The Greek Geek

Greek Verb Tenses

By Kevin Stone

Tenses are categories of verbs. In English, verb tense indicates time of action (past, present, or future). Each one of the three basic tenses can be expressed in perfect tense (showing completed action), progressive tense (showing continuing action), or perfect progressive tense (showing continuing action relative to a different, completed action). Altogether, English verbs have twelve tenses.

Greek has six basic tenses. In Greek, verb tense indicates both time of action and kind of action, with an emphasis on the latter. Time plays a role in Greek verb tense only when the mood is indicative (used to make assertions of fact).

Because verb tenses are vitally important in ancient Greek, it's good to have at least a basic understanding of them. What follows is a (very) brief look at the different Greek tenses:

Present – showing action occurring now (as opposed to action in the past or future). Often, present tense refers to repeated or continuous action, but in the indicative mood it can refer to a specific action at a specific point of time. Love in John 11:3 is in the present tense, and it shows the continuous action of Jesus' loving Lazarus.

Imperfect – showing continuous or repeated action in the past. It is only used with the indicative mood. Begging in Acts 19:31 is in the imperfect tense, and it shows the repeated requests of Paul's friends; the NAS more literally translates the verb as "repeatedly urged."

Aorist – showing a simple, undefined action in the past (as opposed to continuing or specific action). Has had in Mark 5:19 is in the aorist tense, and it speaks of Jesus' mercy — the word generally summarizes the Lord's showing mercy to the man.

Future – showing an action in the future, usually a specific action at a certain point in the future. Will be delivered and will condemn in Matthew 20:18 are both in the future tense (the first is passive voice), and these verbs refer to specific acts in the future, viz., the betrayal of Jesus and His trial before Pilate.
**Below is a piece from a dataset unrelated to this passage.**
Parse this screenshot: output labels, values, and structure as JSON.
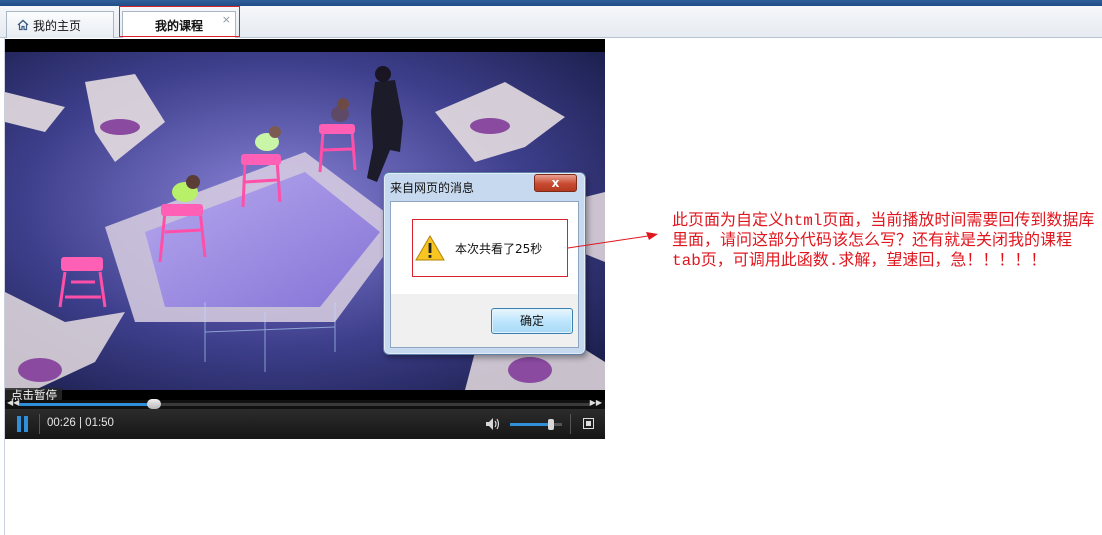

Perfect – showing an action in the past with continuing results in the present. There is no exact English equivalent to this tense. Saved in Ephesians 2:8 is in the perfect tense, indicating that God's saving us in the past has continuous, present results (and praise the Lord for that!).

Pluperfect (also called past perfect) – showing an action in the past with continuing results also in the past (as opposed to continuing results in the present, as shown by the perfect tense). This tense, used only with indicative mood, is rare in the Bible. Was founded in Matthew 7:25 is in the pluperfect tense, and it shows the wise man's house in Jesus' story was established (in the past) with the result (in the past) that it weathered the storm.

To stress the importance of Greek verb tenses, we'll take a look at 1 John 3:7–9: "Dear children, do not let anyone lead [present] you astray. The one who does [present] what is right is [present] righteous, just as he is [present] righteous. The one who does [present] what is sinful is [present] of the devil, because the devil has been sinning [present] from the beginning. The reason the Son of God appeared [aorist] was to destroy [aorist] the devil's work. No one who is born [perfect] of God will continue [present] to sin, because God's seed remains [present] in them; they cannot go on sinning [present], because they have been born [perfect] of God."

The sin referred to in this passage is continuous and repeated — a lifestyle of sin. As the Amplified Bible has it, to "sin" is to "deliberately, knowingly, and habitually practice sin." The new birth, given to us by God, is shown to be a past action with continuing results right now. One of those continuing results is that we now have a lifestyle of righteousness. Or, as the Amplified Bible has it, we are "upright, conforming to the divine will in purpose, thought, and action, living a consistently conscientious life." That's a lot of information to pack into a verb, but that's the job of Greek tenses.

Image Credit: Sam Fam; "Our Cook Tent"; Creative Commons

TagsBiblical-Salvation  | Biblical-Truth

comments powered by Disqus
Published 6-19-15